### TASK DETAILS:
Return all the lines below in which the string "title" appears.

(ENTRIES SHOWN begins)

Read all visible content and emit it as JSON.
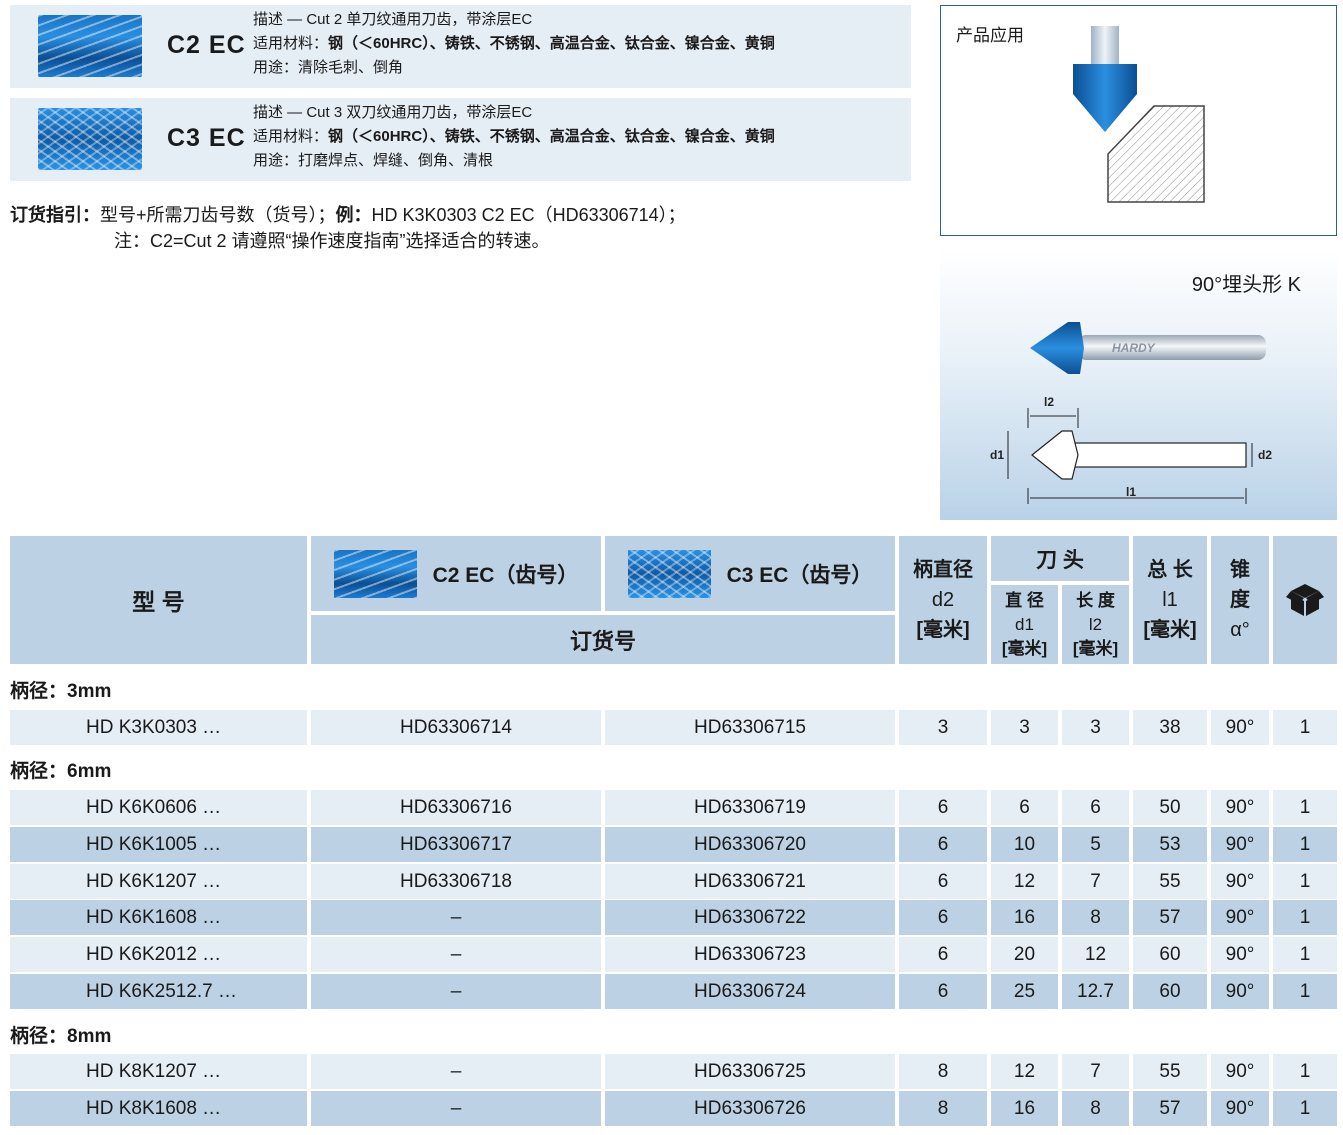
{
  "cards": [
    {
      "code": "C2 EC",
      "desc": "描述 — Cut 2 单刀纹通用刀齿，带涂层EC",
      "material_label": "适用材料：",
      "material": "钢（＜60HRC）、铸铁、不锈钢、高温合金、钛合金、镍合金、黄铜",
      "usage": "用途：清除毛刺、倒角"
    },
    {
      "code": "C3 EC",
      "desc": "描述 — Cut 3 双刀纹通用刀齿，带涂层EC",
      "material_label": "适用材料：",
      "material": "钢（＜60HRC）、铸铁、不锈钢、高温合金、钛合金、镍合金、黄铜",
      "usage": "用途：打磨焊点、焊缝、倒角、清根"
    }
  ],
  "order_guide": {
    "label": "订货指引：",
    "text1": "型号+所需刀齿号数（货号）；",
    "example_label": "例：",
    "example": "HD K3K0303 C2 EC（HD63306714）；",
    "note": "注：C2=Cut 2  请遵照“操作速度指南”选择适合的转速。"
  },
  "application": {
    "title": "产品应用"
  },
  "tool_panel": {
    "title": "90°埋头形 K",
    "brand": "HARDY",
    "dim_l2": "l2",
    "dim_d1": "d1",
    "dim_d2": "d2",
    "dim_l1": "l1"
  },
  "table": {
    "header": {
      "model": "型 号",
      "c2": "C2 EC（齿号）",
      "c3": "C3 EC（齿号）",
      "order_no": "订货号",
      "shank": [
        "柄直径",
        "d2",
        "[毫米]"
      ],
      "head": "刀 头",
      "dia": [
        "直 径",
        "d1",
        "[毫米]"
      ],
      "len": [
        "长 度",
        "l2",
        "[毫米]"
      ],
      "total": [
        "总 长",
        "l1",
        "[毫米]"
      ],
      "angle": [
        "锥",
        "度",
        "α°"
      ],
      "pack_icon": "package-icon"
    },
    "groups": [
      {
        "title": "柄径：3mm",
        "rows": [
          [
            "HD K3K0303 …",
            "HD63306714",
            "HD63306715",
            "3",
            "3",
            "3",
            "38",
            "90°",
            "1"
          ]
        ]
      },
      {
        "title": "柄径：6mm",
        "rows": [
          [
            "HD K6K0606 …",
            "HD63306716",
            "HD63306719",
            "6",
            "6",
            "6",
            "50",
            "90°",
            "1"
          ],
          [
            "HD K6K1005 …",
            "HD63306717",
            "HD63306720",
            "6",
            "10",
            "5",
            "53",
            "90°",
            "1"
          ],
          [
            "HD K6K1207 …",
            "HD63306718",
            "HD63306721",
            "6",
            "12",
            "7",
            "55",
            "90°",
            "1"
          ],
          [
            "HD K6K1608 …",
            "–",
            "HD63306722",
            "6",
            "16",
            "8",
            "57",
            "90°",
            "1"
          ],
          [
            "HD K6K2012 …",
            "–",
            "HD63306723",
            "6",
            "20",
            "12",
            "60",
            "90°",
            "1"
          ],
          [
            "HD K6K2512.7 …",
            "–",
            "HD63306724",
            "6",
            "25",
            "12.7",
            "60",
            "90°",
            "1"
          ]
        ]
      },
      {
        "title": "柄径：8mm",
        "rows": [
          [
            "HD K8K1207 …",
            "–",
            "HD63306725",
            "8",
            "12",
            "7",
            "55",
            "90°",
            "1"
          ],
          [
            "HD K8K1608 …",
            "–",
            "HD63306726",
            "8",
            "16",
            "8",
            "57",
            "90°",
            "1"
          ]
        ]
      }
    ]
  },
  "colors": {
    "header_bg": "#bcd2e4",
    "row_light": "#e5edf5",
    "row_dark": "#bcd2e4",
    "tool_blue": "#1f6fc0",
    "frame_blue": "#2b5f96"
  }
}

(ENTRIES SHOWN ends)

### OUTPUT:
    "title": "产品应用"
    "title": "90°埋头形 K",
        "title": "柄径：3mm",
        "title": "柄径：6mm",
        "title": "柄径：8mm",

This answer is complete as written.